→ Assignment
A verbatim copy of the whole listing is what is needed.

→ Supplied records

»»

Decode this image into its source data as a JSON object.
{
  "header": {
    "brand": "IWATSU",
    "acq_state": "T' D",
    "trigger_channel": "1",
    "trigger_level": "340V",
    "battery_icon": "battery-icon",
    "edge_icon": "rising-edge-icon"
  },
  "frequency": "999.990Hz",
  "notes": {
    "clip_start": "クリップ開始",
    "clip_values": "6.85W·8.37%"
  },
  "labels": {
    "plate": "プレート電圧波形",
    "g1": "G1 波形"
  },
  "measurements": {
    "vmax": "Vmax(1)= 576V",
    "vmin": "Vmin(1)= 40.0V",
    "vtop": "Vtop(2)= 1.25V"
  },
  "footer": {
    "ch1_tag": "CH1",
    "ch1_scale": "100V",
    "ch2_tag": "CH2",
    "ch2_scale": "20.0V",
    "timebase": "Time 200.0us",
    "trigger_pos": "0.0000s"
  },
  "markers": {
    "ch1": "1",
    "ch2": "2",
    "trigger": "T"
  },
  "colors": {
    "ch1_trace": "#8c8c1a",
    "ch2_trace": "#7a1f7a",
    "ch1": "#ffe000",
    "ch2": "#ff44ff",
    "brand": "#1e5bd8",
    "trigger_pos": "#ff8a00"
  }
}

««

→ Answer to this problem
Decode this image into its source data as a JSON object.
{
  "header": {
    "brand": "IWATSU",
    "acq_state": "T' D",
    "trigger_channel": "1",
    "trigger_level": "340V",
    "battery_icon": "battery-icon",
    "edge_icon": "rising-edge-icon"
  },
  "frequency": "999.990Hz",
  "notes": {
    "clip_start": "クリップ開始",
    "clip_values": "6.85W·8.37%"
  },
  "labels": {
    "plate": "プレート電圧波形",
    "g1": "G1 波形"
  },
  "measurements": {
    "vmax": "Vmax(1)= 576V",
    "vmin": "Vmin(1)= 40.0V",
    "vtop": "Vtop(2)= 1.25V"
  },
  "footer": {
    "ch1_tag": "CH1",
    "ch1_scale": "100V",
    "ch2_tag": "CH2",
    "ch2_scale": "20.0V",
    "timebase": "Time 200.0us",
    "trigger_pos": "0.0000s"
  },
  "markers": {
    "ch1": "1",
    "ch2": "2",
    "trigger": "T"
  },
  "colors": {
    "ch1_trace": "#8c8c1a",
    "ch2_trace": "#7a1f7a",
    "ch1": "#ffe000",
    "ch2": "#ff44ff",
    "brand": "#1e5bd8",
    "trigger_pos": "#ff8a00"
  }
}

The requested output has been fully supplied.